Both events drew thousands of people along the main street of each town.
There’s something about the lights at night that really brings out the party spirit in Mount Pleasant.
Spectators along Coleman Boulevard set up tables under pavilions, fired up grills and pulled out huge outdoor heaters. Hundreds turned the space around the big clock at Moultrie Plaza into an outdoor Christmas party.
“This is where it’s at,” said Ronnie Rathbunn of Hidden Cove, manning a table by the clock. “It’s one big party.”
He started setting up at 8 a.m.
“You’ve got to get here early,” he said.

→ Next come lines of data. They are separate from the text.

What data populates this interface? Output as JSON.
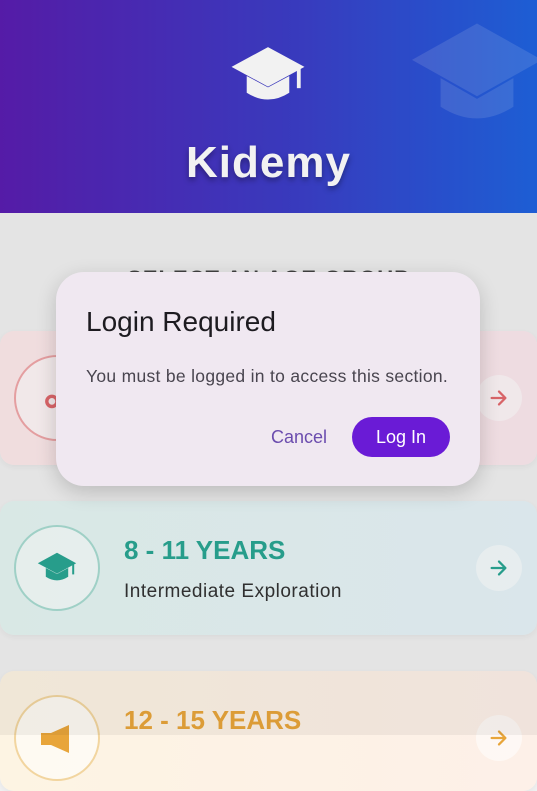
{
  "app": {
    "brand": "Kidemy"
  },
  "section": {
    "title": "SELECT AN AGE GROUP"
  },
  "cards": [
    {
      "title": "",
      "subtitle": ""
    },
    {
      "title": "8 - 11 YEARS",
      "subtitle": "Intermediate Exploration"
    },
    {
      "title": "12 - 15 YEARS",
      "subtitle": ""
    }
  ],
  "dialog": {
    "title": "Login Required",
    "message": "You must be logged in to access this section.",
    "cancel_label": "Cancel",
    "login_label": "Log In"
  },
  "colors": {
    "header_start": "#5a1db0",
    "header_end": "#1f63e0",
    "card1_accent": "#e46a6e",
    "card2_accent": "#2aa693",
    "card3_accent": "#e8a53a",
    "primary_button": "#6a1bd6"
  },
  "icons": {
    "header": "graduation-cap-icon",
    "card1": "rocking-horse-icon",
    "card2": "graduation-cap-icon",
    "card3": "megaphone-icon",
    "card_arrow": "arrow-right-icon"
  }
}
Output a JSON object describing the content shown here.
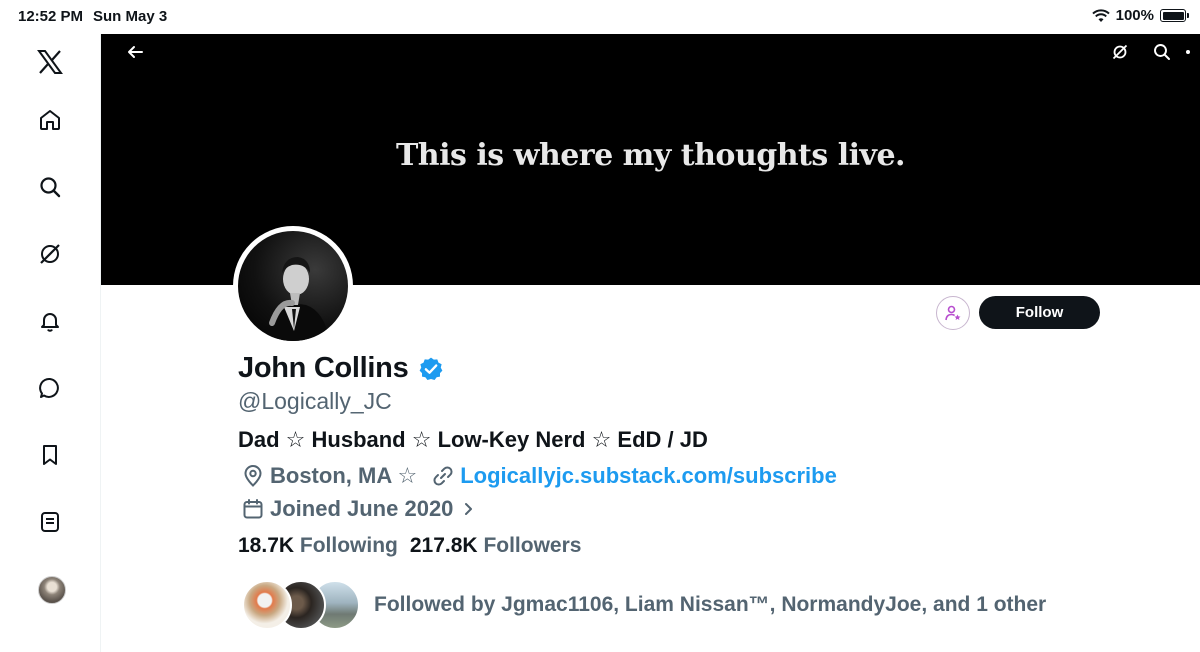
{
  "status_bar": {
    "time": "12:52 PM",
    "date": "Sun May 3",
    "battery": "100%"
  },
  "sidebar": {
    "items": [
      {
        "icon": "x-logo-icon"
      },
      {
        "icon": "home-icon"
      },
      {
        "icon": "search-icon"
      },
      {
        "icon": "grok-icon"
      },
      {
        "icon": "bell-icon"
      },
      {
        "icon": "chat-bubble-icon"
      },
      {
        "icon": "bookmark-icon"
      },
      {
        "icon": "lists-icon"
      },
      {
        "icon": "avatar"
      }
    ]
  },
  "banner": {
    "tagline": "This is where my thoughts live."
  },
  "profile": {
    "name": "John Collins",
    "verified": true,
    "handle": "@Logically_JC",
    "bio": "Dad ☆ Husband ☆ Low-Key Nerd ☆ EdD / JD",
    "location": "Boston, MA ☆",
    "website": "Logicallyjc.substack.com/subscribe",
    "joined": "Joined June 2020",
    "following_count": "18.7K",
    "following_label": "Following",
    "followers_count": "217.8K",
    "followers_label": "Followers",
    "followed_by": "Followed by Jgmac1106, Liam Nissan™, NormandyJoe, and 1 other"
  },
  "actions": {
    "follow_label": "Follow"
  },
  "colors": {
    "link": "#1d9bf0",
    "verified": "#1d9bf0",
    "muted": "#536471",
    "text": "#0f1419",
    "subscribe_accent": "#b84fcf"
  }
}
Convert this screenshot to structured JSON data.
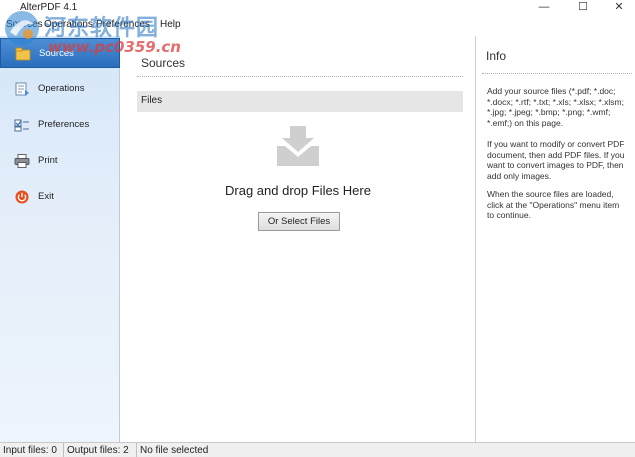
{
  "window": {
    "title": "AlterPDF 4.1",
    "controls": {
      "minimize": "—",
      "maximize": "☐",
      "close": "✕"
    }
  },
  "menu": {
    "items": [
      "Sources",
      "Operations",
      "Preferences",
      "Help"
    ]
  },
  "watermark": {
    "name": "河东软件园",
    "url": "www.pc0359.cn"
  },
  "sidebar": {
    "items": [
      {
        "label": "Sources",
        "icon": "sources-icon",
        "active": true
      },
      {
        "label": "Operations",
        "icon": "operations-icon"
      },
      {
        "label": "Preferences",
        "icon": "preferences-icon"
      },
      {
        "label": "Print",
        "icon": "print-icon"
      },
      {
        "label": "Exit",
        "icon": "exit-icon"
      }
    ]
  },
  "main": {
    "title": "Sources",
    "files_header": "Files",
    "drop_text": "Drag and drop Files Here",
    "select_button": "Or Select Files"
  },
  "info": {
    "title": "Info",
    "paragraphs": [
      "Add your source files (*.pdf; *.doc; *.docx; *.rtf; *.txt; *.xls; *.xlsx; *.xlsm; *.jpg; *.jpeg; *.bmp; *.png; *.wmf; *.emf;) on this page.",
      "If you want to modify or convert PDF document, then add PDF files. If you want to convert images to PDF, then add only images.",
      "When the source files are loaded, click at the \"Operations\" menu item to continue."
    ]
  },
  "status": {
    "input_files": "Input files: 0",
    "output_files": "Output files: 2",
    "selection": "No file selected"
  },
  "colors": {
    "active_nav": "#2a6ebc",
    "sidebar_bg": "#d4e6f9",
    "exit_icon": "#e8501e"
  }
}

A little ways up Coleman Boulevard toward Sullivan’s Island, Amee Leland was eating humus with family and friends out of the back of a golf cart.
“It’s not Christmas if you don’t go to the Mount Pleasant Christmas parade,” she said.
She used to go to the Charleston parade, which is in the afternoon, but has come to prefer the night parade.
“It’s just more magical,” she said. “Lights are Christmas.”
Many of the floats were indeed impressive, with massive displays of colored lights.
“I love it at night because of the lights,” said Cindy Summers, who was watching with a hot drink in her hand near the Sea Island Shopping Center. “We like to decorate our house up for Christmas, so this is right up our alley.”
Of course, there’s something to be said for an afternoon parade, as well. This was the 11th year in a row for Sherry Burnsworth to watch the Summerville parade.
“This is the biggest crowd I’ve ever seen,” she said.
It was also colder than she remembered, with temperatures in the low 50s.
Cannon blasts, Christmas music and cheers filled the air, as the parade stretched several miles down Main Street and Richardson Avenue.
The theme was “DREAMIN’ of a GREEN Christmas — Recycle, Reuse, Renew.” Many floats were decorated with cans, plastic bottles, paper or used tires.
Participants included school marching bands, local businesses, Town Council members, area radio stations, Scout troops, fire departments and stunt motorcycle riders, as well as the mayor and his wife.
“It’s like a family reunion,” Mayor Bill Collins said after walking in the parade. “This is a fun, family event that everyone can enjoy.”
Reach Dave Munday at 937-5553. Allison Nugent contributed to this report.